However, you should consult a financial advisor or a mortgage broker to confirm that you are decreasing your total outstanding debt, including interest payments. The repayment term for a home loan can be much longer than that for a personal loan, and by merging the two, you could be repaying a higher amount over the full term.

What do single parents need for a personal loan application?

Much like applying for other personal loans, applying for personal loans for single parents will likely require the following:

  • Proof of identity
  • Proof of residence
  • Proof of income
  • Details of assets (e.g. car, home)
  • Details of liabilities (e.g. credit cards, other loans)
  • Loan amount
  • Loan term

Can I get a bad credit personal loan with a guarantor?

Some lenders will consider personal loan applications from a borrower with bad credit if the borrower has a family member with good credit willing to guarantee the loan (a guarantor).

If the borrower fails to pay back their personal loan, it will be their guarantor’s responsibility to cover the repayments.

What documentation is needed for a self-employed personal loan?

Personal loans may require a borrower to provide proof of identity, proof of residence, details of any other outstanding loans (including credit cards), details of assets they own (e.g. savings, car, property), and proof of income.

While borrowers in full-time or part-time employment can often provide payslips and similar documents to prove their income, self-employed borrowers may need to provide other documents, such as bank statements or tax returns, to demonstrate that their income can cover a loan’s repayments.

How long does it take to get a student personal loan?

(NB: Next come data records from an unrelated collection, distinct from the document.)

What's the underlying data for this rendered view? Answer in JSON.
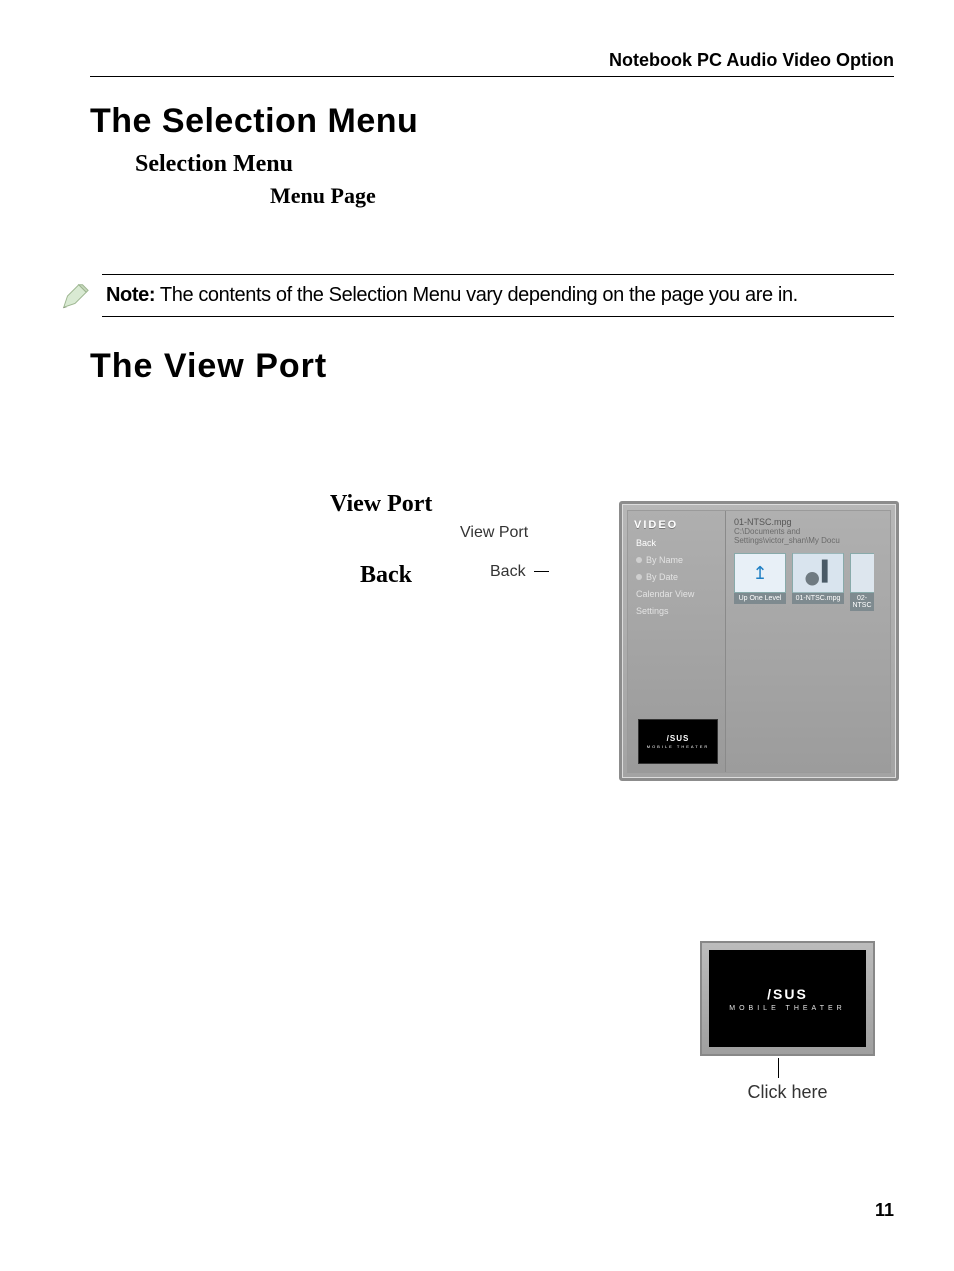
{
  "header": {
    "title": "Notebook PC Audio Video Option"
  },
  "section1": {
    "h1": "The Selection Menu",
    "h2": "Selection Menu",
    "h3": "Menu Page"
  },
  "note": {
    "prefix": "Note:",
    "text": " The contents of the Selection Menu vary depending on the page you are in."
  },
  "section2": {
    "h1": "The View Port",
    "callout_back": "Back",
    "h2_viewport": "View Port",
    "callout_viewport": "View Port",
    "h2_back": "Back"
  },
  "figure1": {
    "sidebar_title": "VIDEO",
    "items": [
      "Back",
      "By Name",
      "By Date",
      "Calendar View",
      "Settings"
    ],
    "file_name": "01-NTSC.mpg",
    "file_path": "C:\\Documents and Settings\\victor_shan\\My Docu",
    "thumbs": [
      {
        "label": "Up One Level",
        "type": "up"
      },
      {
        "label": "01-NTSC.mpg",
        "type": "img"
      },
      {
        "label": "02-NTSC",
        "type": "img"
      }
    ],
    "mini_logo": "/SUS",
    "mini_sub": "MOBILE THEATER"
  },
  "figure2": {
    "logo": "/SUS",
    "sub": "MOBILE THEATER",
    "label": "Click here"
  },
  "page_number": "11"
}
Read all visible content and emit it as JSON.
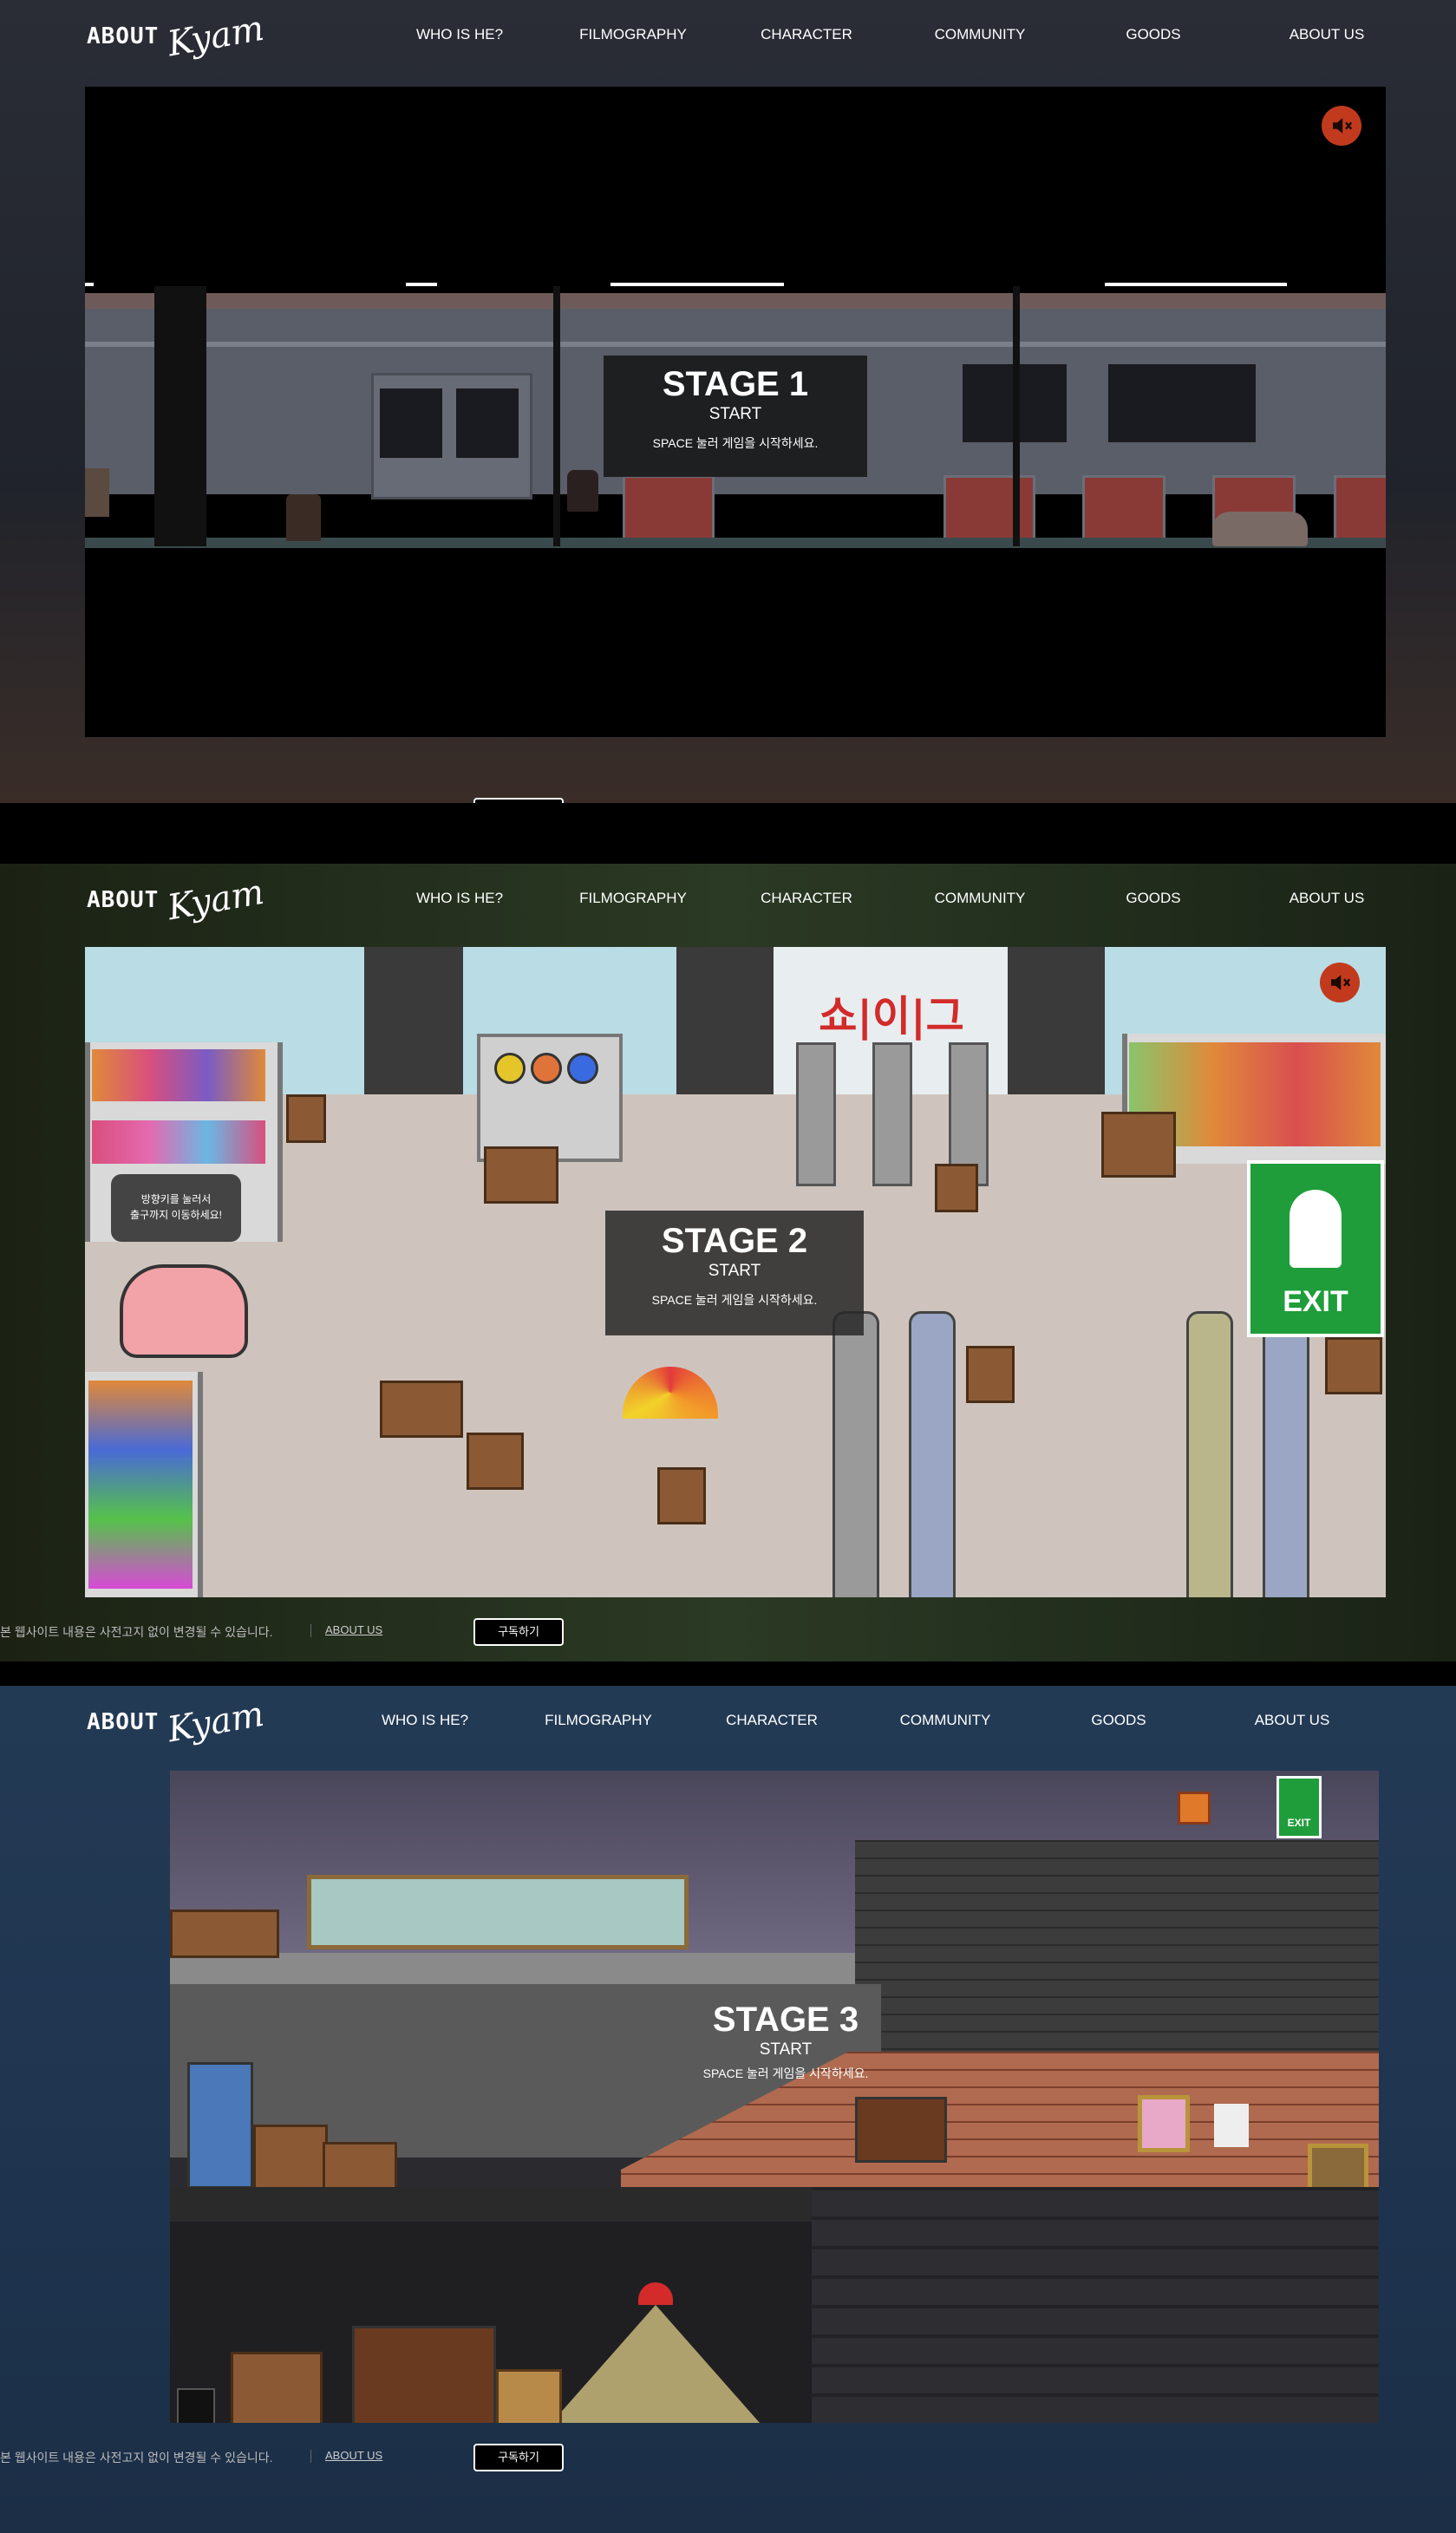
{
  "brand": {
    "logo_text": "ABOUT",
    "signature": "Kyam"
  },
  "nav": {
    "items": [
      {
        "label": "WHO IS HE?"
      },
      {
        "label": "FILMOGRAPHY"
      },
      {
        "label": "CHARACTER"
      },
      {
        "label": "COMMUNITY"
      },
      {
        "label": "GOODS"
      },
      {
        "label": "ABOUT US"
      }
    ]
  },
  "stages": [
    {
      "title": "STAGE 1",
      "start": "START",
      "hint": "SPACE 눌러 게임을 시작하세요."
    },
    {
      "title": "STAGE 2",
      "start": "START",
      "hint": "SPACE 눌러 게임을 시작하세요.",
      "bubble": "방향키를 눌러서\n출구까지 이동하세요!",
      "store_sign": "쇼|이|그",
      "exit_sign": "EXIT"
    },
    {
      "title": "STAGE 3",
      "start": "START",
      "hint": "SPACE 눌러 게임을 시작하세요.",
      "exit_sign": "EXIT"
    }
  ],
  "footer": {
    "notice": "본 웹사이트 내용은 사전고지 없이 변경될 수 있습니다.",
    "about_link": "ABOUT US",
    "subscribe_label": "구독하기"
  },
  "colors": {
    "sound_button": "#c23a1e",
    "brick": "#b06a4f",
    "exit_green": "#1f9d3a"
  },
  "icons": {
    "sound": "speaker-muted-icon"
  }
}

Completing an online personal loan application can often take anywhere from 10 minutes to 1 hour. Depending on your lender, processing your personal loan application may take anywhere between 1 and 24 hours. If your personal loan application is approved, you may receive the money in your bank account the following business day, or, in some cases, the same day.

Can I repay a $3000 personal loan early?

If you receive a financial windfall (e.g. tax refund, inheritance, bonus), using some of this money to make extra repayments onto your personal loan or medium amount loan could help reduce the total interest you’re charged on your loan, or help clear your debt ahead of schedule.

Check your loan’s terms and conditions before paying extra onto your loan, as some lenders charge fees for making extra repayments, or early exit fees for clearing your debt ahead of the agreed term.

Can I apply for a quick loan online?

While some lenders will require you to provide paperwork in person, many lenders will allow you to make an application for quick personal loan online. You’ll still need to provide information on your identity, income, and loan purpose in most cases.

Can I get a $4000 personal loan if I’m unemployed or on Centrelink?

Before most providers of personal loans or medium amount loans will approve an application, they’ll want to know you can afford the loan’s repayments on your current income without ending up in financial stress. Several lenders don’t count Centrelink benefits when assessing a borrower’s income for this purpose, so these borrowers may find it more difficult to be approved for a loan.

If you’re unemployed, self-employed, or if more than 50% of your income come from Centrelink, consider contacting a potential lender before applying to find out whether they accept borrowers on Centrelink.

Are there alternatives to $2000 loans?

If you need to borrow $2000 or less, alternatives to getting a personal loan or payday loan include using a credit card or the redraw facility of your home, car or personal loan.

Before you borrow $2000 on a credit card, remember that interest will continue being charged on what you owe until you clear your credit card balance. To minimise your interest, consider prioritising paying off your credit card.

Before you draw down $2000 in extra repayments from your home, car or personal loan using a redraw facility, note that fees and charges may apply, and drawing money from your loan may mean your loan will take longer to repay, costing you more in total interest.